◆ **Provided entries**
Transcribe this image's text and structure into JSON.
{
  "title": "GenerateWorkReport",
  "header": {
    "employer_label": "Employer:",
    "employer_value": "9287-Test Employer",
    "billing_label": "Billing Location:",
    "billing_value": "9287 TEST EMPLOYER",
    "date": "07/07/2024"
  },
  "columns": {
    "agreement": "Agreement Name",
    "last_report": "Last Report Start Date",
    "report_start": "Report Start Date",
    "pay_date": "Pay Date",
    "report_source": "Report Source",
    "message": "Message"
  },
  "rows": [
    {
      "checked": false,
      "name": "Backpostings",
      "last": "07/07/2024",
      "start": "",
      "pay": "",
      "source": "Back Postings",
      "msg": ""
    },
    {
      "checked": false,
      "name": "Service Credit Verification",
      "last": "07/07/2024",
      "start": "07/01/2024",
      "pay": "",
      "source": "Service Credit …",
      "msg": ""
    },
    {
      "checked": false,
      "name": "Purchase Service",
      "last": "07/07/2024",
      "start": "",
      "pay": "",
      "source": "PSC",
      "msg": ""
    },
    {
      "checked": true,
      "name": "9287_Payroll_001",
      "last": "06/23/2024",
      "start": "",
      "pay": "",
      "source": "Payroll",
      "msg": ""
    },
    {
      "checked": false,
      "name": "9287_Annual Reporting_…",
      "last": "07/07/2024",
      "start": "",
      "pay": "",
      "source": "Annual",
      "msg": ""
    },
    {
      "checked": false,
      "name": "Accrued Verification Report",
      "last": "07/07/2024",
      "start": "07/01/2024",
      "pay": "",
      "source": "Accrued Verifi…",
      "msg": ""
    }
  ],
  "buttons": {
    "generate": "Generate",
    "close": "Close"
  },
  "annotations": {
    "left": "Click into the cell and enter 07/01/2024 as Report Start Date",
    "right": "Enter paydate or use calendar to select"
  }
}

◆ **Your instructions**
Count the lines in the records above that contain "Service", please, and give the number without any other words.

◆ **Answer for this exercise**
3